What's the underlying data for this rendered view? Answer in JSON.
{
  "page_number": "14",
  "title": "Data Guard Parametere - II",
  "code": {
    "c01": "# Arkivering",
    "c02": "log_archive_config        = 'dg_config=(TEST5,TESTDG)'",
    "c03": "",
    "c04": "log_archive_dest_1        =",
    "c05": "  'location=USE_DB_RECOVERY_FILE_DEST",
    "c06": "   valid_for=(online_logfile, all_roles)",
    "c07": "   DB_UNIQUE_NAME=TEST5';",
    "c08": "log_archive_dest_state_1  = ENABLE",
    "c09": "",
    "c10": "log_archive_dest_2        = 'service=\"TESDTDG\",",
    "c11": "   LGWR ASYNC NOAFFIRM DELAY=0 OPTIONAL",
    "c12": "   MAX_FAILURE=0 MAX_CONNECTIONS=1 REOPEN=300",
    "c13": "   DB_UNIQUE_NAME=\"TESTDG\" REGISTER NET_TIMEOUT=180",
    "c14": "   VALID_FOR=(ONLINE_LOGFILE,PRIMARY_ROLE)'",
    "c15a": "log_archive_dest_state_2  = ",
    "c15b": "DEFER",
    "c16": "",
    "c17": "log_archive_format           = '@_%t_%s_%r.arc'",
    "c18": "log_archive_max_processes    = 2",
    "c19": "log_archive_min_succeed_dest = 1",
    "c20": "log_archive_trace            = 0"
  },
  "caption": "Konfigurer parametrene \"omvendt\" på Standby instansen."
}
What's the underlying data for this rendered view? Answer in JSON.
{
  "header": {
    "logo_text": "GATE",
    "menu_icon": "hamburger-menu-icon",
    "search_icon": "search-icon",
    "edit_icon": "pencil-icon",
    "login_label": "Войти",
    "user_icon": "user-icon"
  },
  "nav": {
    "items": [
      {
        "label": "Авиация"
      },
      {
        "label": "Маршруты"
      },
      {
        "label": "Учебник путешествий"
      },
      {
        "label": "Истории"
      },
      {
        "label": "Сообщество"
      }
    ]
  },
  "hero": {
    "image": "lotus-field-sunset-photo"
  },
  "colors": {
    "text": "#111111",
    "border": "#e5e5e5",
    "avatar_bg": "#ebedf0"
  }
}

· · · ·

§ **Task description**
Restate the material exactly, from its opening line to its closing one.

§ **Expected output**
What's the underlying data for this rendered view? Answer in JSON.
{
  "page_number": "14",
  "title": "Data Guard Parametere - II",
  "code": {
    "c01": "# Arkivering",
    "c02": "log_archive_config        = 'dg_config=(TEST5,TESTDG)'",
    "c03": "",
    "c04": "log_archive_dest_1        =",
    "c05": "  'location=USE_DB_RECOVERY_FILE_DEST",
    "c06": "   valid_for=(online_logfile, all_roles)",
    "c07": "   DB_UNIQUE_NAME=TEST5';",
    "c08": "log_archive_dest_state_1  = ENABLE",
    "c09": "",
    "c10": "log_archive_dest_2        = 'service=\"TESDTDG\",",
    "c11": "   LGWR ASYNC NOAFFIRM DELAY=0 OPTIONAL",
    "c12": "   MAX_FAILURE=0 MAX_CONNECTIONS=1 REOPEN=300",
    "c13": "   DB_UNIQUE_NAME=\"TESTDG\" REGISTER NET_TIMEOUT=180",
    "c14": "   VALID_FOR=(ONLINE_LOGFILE,PRIMARY_ROLE)'",
    "c15a": "log_archive_dest_state_2  = ",
    "c15b": "DEFER",
    "c16": "",
    "c17": "log_archive_format           = '@_%t_%s_%r.arc'",
    "c18": "log_archive_max_processes    = 2",
    "c19": "log_archive_min_succeed_dest = 1",
    "c20": "log_archive_trace            = 0"
  },
  "caption": "Konfigurer parametrene \"omvendt\" på Standby instansen."
}
What's the underlying data for this rendered view? Answer in JSON.
{
  "header": {
    "logo_text": "GATE",
    "menu_icon": "hamburger-menu-icon",
    "search_icon": "search-icon",
    "edit_icon": "pencil-icon",
    "login_label": "Войти",
    "user_icon": "user-icon"
  },
  "nav": {
    "items": [
      {
        "label": "Авиация"
      },
      {
        "label": "Маршруты"
      },
      {
        "label": "Учебник путешествий"
      },
      {
        "label": "Истории"
      },
      {
        "label": "Сообщество"
      }
    ]
  },
  "hero": {
    "image": "lotus-field-sunset-photo"
  },
  "colors": {
    "text": "#111111",
    "border": "#e5e5e5",
    "avatar_bg": "#ebedf0"
  }
}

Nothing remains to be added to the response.